her hoodie a skin she forgot to keep clean, a despondence in her pose
that makes you think about strong arms, lacking strong arms, lacking what
they they they always said you had in your mystery voice.
“Give me your pocketbook, miss,” the girl with the gun whispers, and
all the trees hear her, the gravel is still, the chips are still, no crackling tonight.
The shadow behind her pulsates in a velocity unbound. Tread below-
Looking for a sound, you scream. The girls run.
The lights in the forever store flicker.
Paul Frenson hears you all the way in the back of the deli.
You’ve made it this far. It’s here and all.
I eat with disgusting flickers of the lip
and salivation my salvation from the aesthete.
I laugh knowing I am the Halloween witch,
the purple freak with the black hat and the nose wart,
the wooden something between my legs,
the awful stature and opinions of an evil hag.
I know I’m a grotesque corroborator
of the horror story life we all enjoy.
I know how I appear before my peers,
but I just can’t stop.
father of the groundlings,
iron beams sprouting like fennel,
foreground to a cool jetting,
the sky that heels cranes
to the ground and,
heals us with the hand that
holds the machine by a collar,

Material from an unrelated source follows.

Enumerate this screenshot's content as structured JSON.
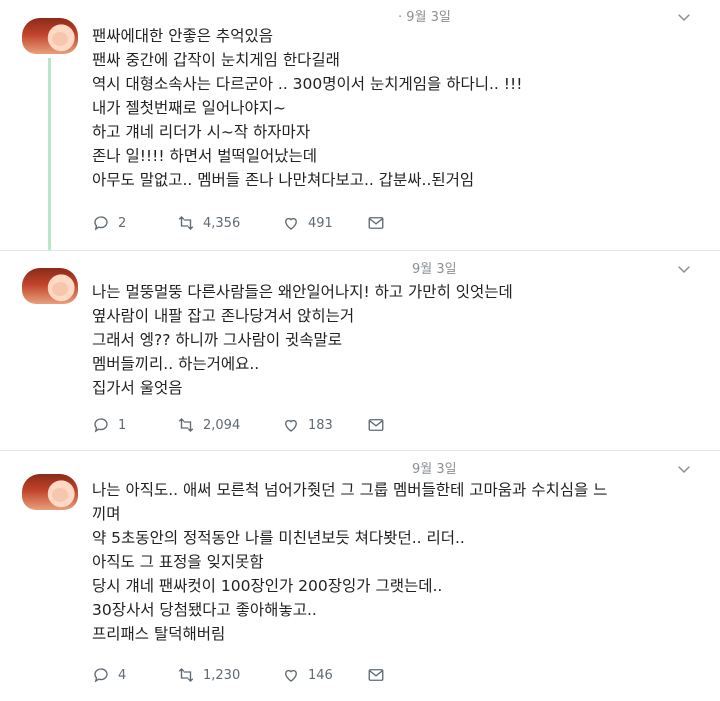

enveloped by the sweet smells
of licorice and carbon dioxide.
The ground is so tender.